She doesn't see the stories as typically Dutch but as "universal children's experiences ... making mischief with the cat, turning the room upside down ... these are things that all kids get up to."
The translator is criticised by the publisher as being unprofessional and naïve.
"We are amazed. There's no getting around the fact that you first have to sort out the rights before you publish something. This is not the way to go about things," said a spokesperson from the publisher.
In response, Rafiti said the publishers didn’t response after she tried to get in touch. She then decided to leave the legal side of things to the Iranian publishers.
The spat could prove embarrassing for the Dutch embassy in Tehran, which has snapped up 500 copies of the books for promotional purposes.

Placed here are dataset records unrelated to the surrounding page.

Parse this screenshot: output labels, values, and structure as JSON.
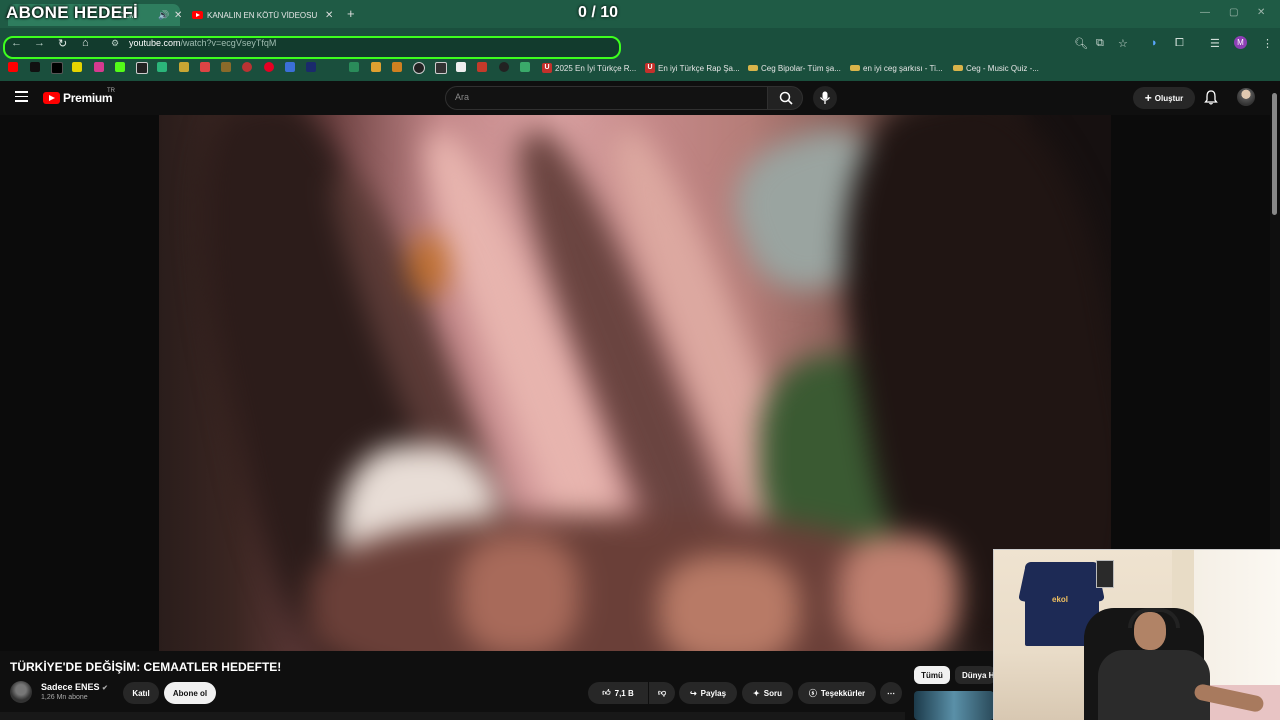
{
  "overlay": {
    "title": "ABONE HEDEFİ",
    "counter": "0 / 10"
  },
  "browser": {
    "tabs": [
      {
        "title": "TÜRKİYE'DE DEĞİŞİM: CEMAATLER HEDEFTE!",
        "visible_title": "CEM",
        "active": true
      },
      {
        "title": "KANALIN EN KÖTÜ VİDEOSU - ",
        "active": false
      }
    ],
    "url_domain": "youtube.com",
    "url_path": "/watch?v=ecgVseyTfqM",
    "bookmarks": [
      {
        "label": "2025 En İyi Türkçe R...",
        "icon_letter": "U",
        "color": "#c4302b"
      },
      {
        "label": "En iyi Türkçe Rap Şa...",
        "icon_letter": "U",
        "color": "#c4302b"
      },
      {
        "label": "Ceg Bipolar- Tüm şa...",
        "icon_letter": "",
        "color": "#d9b44a"
      },
      {
        "label": "en iyi ceg şarkısı - Ti...",
        "icon_letter": "",
        "color": "#d9b44a"
      },
      {
        "label": "Ceg - Music Quiz -...",
        "icon_letter": "",
        "color": "#d9b44a"
      }
    ],
    "profile_letter": "M"
  },
  "youtube": {
    "logo_text": "Premium",
    "logo_region": "TR",
    "search_placeholder": "Ara",
    "create_label": "Oluştur",
    "video_title": "TÜRKİYE'DE DEĞİŞİM: CEMAATLER HEDEFTE!",
    "channel_name": "Sadece ENES",
    "channel_subs": "1,26 Mn abone",
    "join_label": "Katıl",
    "subscribe_label": "Abone ol",
    "like_count": "7,1 B",
    "share_label": "Paylaş",
    "ask_label": "Soru",
    "thanks_label": "Teşekkürler",
    "chips": [
      "Tümü",
      "Dünya H"
    ]
  },
  "webcam": {
    "jersey_text": "ekol"
  },
  "colors": {
    "tabstrip": "#1f5b45",
    "toolbar": "#1a4f3d",
    "highlight": "#3dff1e",
    "yt_red": "#ff0000",
    "yt_bg": "#0f0f0f"
  }
}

School's chemical clean-up wreaks havoc
"Pandemonium!" "Panic!" "Chaos!", cry the papers.
The chemistry department at a Leiden secondary school was in chaos after a jar of highly explosive picric acid was discovered.
A teaching assistant was cleaning out its cupboards when it found the leftover jar of picric acid. The emergency service was called in as the school was evacuated and rush hour traffic came to a standstill.

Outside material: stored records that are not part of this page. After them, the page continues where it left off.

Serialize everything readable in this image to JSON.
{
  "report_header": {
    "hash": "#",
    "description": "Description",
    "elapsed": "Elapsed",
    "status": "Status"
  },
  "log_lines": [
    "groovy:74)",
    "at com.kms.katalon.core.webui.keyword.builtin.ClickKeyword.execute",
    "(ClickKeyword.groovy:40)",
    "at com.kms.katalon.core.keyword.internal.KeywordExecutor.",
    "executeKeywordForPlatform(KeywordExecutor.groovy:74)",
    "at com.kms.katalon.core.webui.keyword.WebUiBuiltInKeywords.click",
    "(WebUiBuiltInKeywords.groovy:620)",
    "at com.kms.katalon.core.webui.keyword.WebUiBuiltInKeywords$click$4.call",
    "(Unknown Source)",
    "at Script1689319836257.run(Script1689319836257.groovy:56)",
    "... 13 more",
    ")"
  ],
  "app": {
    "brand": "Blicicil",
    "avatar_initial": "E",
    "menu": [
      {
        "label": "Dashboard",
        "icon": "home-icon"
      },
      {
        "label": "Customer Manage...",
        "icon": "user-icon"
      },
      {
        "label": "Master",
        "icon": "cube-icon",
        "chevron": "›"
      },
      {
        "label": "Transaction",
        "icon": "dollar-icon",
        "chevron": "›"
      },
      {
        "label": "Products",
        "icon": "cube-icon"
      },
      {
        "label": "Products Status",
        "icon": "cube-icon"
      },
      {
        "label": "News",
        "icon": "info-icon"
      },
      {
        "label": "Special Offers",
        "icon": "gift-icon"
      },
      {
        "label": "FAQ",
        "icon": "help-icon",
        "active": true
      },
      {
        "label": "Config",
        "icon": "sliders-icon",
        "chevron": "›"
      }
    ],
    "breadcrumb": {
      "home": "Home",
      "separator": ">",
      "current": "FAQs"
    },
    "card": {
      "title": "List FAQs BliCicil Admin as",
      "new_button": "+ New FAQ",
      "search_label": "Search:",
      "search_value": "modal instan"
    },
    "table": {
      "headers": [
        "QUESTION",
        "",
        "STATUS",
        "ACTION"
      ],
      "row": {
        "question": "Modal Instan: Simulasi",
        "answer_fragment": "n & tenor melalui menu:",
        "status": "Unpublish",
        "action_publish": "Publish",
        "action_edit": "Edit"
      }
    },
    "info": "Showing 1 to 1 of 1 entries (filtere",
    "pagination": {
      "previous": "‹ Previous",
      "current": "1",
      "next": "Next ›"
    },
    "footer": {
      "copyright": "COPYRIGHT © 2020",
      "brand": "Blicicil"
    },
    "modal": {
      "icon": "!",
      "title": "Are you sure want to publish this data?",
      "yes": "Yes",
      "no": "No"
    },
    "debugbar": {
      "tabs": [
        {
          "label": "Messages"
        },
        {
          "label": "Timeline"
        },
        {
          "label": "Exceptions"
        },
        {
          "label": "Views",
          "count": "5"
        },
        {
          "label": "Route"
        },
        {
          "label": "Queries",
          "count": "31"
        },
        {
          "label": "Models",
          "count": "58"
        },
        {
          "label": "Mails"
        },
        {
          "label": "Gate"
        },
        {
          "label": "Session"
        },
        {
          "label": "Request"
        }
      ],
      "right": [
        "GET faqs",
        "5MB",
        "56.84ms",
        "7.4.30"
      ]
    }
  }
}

Picric acid is not dangerous when stored in water but is highly explosive when it dries out and crystallises.
Professor Leo Jenneskens of Utrecht University told AD: "It's extremely sensitive to shock. Even screwing off the lid is enough to cause an explosion. 150 grams is enough to blow out the classroom windows."
However, all the chaos turned out to be a false alarm, reports De Telegraaf. The jar had already been discovered and was due to be picked up and disposed of by the authorities along with other chemical waste.
Unfortunately the teaching assistant was not informed of the measures already taken and made a frantic call, causing all hell to break loose.
The paper reports nine out of 10 schools, laboratories, machines and dangerous substances are handled without taking proper safety precautions in 2008, resulting in around 15 injuries a year.
Eastern European immigration report slammed
A number of papers report that the influx of Eastern European workers to the Netherlands has stagnated. Trouw talks to Henk van Houtum of the Nijmegen Centre for Border Research who takes a critical look at the figures.
"They don't say much," was his conclusion. "It's a snapshot. A very normal pattern. It's in the nature of labour migration to fluctuate."
Van Houtum expected the migration of workers in the European Union to wax and wane over the years.
He expressed concern about the political effect that announcing such figures can have. "In the present climate, simply publishing these kinds of figures without any real reason can only lead to unproductive protectionism and undesirable nationalism."
He pointed out that labour migration only represents 2 to 3 percent of all migration but attracts a disproportionate amount of political attention.
"Since the outbreak of the economic crisis, the government only seems to be functioning as a gatekeeper for the national community ... How much are people worth and how much do they bring in? The government is acting like a people broker."
Gordon Brown: dead man walking?
While Dutch papers were dominated Monday by a triumphant Angela Merkel, today's papers dwell on the contrasting fate of another European leader.
nrc-next's front page puts it: "The tragedy of Gordon Brown ... the lamentable end of prime minister Brown and his Labour Party at the annual conference in Brighton."
De Telegraaf reports that Brown is "fighting for his political life" amid rumours that he suffering from illness and depression and in the face of opinion polls which state that 48 percent of Britons think "literally anyone" would make a better prime minister.
As Britain's prime minister gears up to address the Labour Party conference Tuesday, he can at least take comfort from nrc-next's observation that "he needn't fear a dagger in the back", since after two unsuccessful attempts at dethronement "the mutineers are unlikely to strike again anytime soon".
But with one MP dismissing him as "a dead man walking" and his government described as "seemingly rudderless and adrift", the paper is convinced that his downfall is only a matter of time.
Radio Netherlands / David Doherty / Expatica